During the flight, the option to select a child’s seat is unavailable for children travelling alone, and the youngster will be seated near crew work areas so they can easily be supervised during the flight. On landing, the child will be escorted through the arrivals process to collect any baggage and be handed over to the designated pick up person after ID is checked.

How do I know my child will be safe?

It’s a leap of faith, isn’t it? When you wave them off at the boarding gate and they disappear down the ramp, you’re entrusting them to the care of strangers. You’re hoping they’ll have a great flight, they won’t get scared or worried and that they’ll sit next to the world’s nicest grandmother but it’s out of your hands, and nagging thoughts might bubble away.

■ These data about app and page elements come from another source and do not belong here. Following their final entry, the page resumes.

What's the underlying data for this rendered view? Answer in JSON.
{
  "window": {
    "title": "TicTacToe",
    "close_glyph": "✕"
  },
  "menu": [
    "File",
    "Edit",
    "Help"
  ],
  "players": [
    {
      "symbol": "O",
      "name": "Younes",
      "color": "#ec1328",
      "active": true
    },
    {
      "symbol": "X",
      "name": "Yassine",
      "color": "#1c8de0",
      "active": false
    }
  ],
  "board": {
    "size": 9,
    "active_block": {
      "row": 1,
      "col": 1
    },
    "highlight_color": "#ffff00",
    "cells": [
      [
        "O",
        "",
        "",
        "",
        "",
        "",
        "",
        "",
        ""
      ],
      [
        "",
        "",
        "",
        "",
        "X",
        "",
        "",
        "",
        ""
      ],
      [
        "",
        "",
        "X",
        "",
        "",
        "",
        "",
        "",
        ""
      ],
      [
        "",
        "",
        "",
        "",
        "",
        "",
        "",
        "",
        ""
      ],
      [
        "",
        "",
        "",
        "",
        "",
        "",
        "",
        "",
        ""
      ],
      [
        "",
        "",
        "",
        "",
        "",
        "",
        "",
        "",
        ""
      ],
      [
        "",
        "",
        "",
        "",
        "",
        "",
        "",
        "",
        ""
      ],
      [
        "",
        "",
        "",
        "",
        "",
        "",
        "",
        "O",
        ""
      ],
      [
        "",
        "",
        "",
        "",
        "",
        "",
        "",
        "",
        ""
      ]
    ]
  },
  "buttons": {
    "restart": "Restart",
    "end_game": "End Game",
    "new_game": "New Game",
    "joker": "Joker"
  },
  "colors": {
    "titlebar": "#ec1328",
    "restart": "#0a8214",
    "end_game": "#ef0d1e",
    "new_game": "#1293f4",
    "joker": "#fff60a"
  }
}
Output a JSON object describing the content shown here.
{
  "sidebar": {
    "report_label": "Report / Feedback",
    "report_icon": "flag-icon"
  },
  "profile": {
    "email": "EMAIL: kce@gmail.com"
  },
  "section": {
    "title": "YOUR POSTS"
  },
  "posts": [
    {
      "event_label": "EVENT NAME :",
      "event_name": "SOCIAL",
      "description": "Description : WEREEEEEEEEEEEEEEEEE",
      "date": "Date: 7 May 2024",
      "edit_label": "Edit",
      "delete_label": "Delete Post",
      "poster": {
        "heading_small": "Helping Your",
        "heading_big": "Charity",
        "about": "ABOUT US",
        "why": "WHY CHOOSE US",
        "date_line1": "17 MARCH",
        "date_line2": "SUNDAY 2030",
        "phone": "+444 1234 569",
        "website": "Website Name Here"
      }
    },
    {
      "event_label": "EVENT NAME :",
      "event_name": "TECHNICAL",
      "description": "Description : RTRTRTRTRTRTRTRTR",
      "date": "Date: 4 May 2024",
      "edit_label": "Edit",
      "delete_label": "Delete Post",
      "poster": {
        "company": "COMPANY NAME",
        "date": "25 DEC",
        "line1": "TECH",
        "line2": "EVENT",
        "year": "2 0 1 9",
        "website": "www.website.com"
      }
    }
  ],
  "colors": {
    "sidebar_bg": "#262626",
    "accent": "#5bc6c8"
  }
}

In 2001, British Airways instituted a policy banning adult male passengers from occupying a seat next to children under 15. Male passengers were asked to remove themselves from seats next to children. At the time the airline claimed it was simply responding to a request from customers but many men who were uprooted protested at the implicit assumption that they were a danger to the child for no other offence than being male. In 2010, after BA cabin crew forced a male passenger to change seats, the passenger sued the airline for sex discrimination, and costs and compensation were awarded to the complainant. In one of the more celebrated examples of overreach, a British Airways staff member attempted to separate Boris Johnson from his own children on a flight. Johnson hit back, accusing the airline of tarring the entire male population with the paedophile brush.

If all men are to be regarded as potential paedophiles, why stop there, critics began asking? Why not ban men from sitting next to unrelated children on other forms of public transport? And in theatres, stadiums, and why not ban adult males from swimming pool change rooms when there are unaccompanied male children present? Should men also be banned from teaching children? Faced with a festering problem, in 2016 British Airways announced the discontinuation of its unaccompanied minors service. From that time on, children under 13 years old have not been allowed to travel alone on BA flights.

Qantas, Air New Zealand and Virgin Australia had instituted similar guidelines preventing unaccompanied minors from sitting beside unrelated adult males but all three have walked back on the policy. On its website, Qantas says “We’ll endeavour to seat Unaccompanied Minors together near Cabin Crew work areas… During the flight, we’ll regularly check on your child.” Air New Zealand now has a similar policy. According to Virgin Australia’s website “We try to seat Unaccompanied Minors together near the Cabin Crew work areas. We also aim to seat Unaccompanied Minors next to a vacant seat, however this will be determined on the day of travel.”

None of the US airlines have had policies that prevent unaccompanied minors from sitting next to unrelated males, and the US Department of Transportation prohibits airlines from implementing discriminatory seating policies based on gender, age or ethnicity.

– with Stuff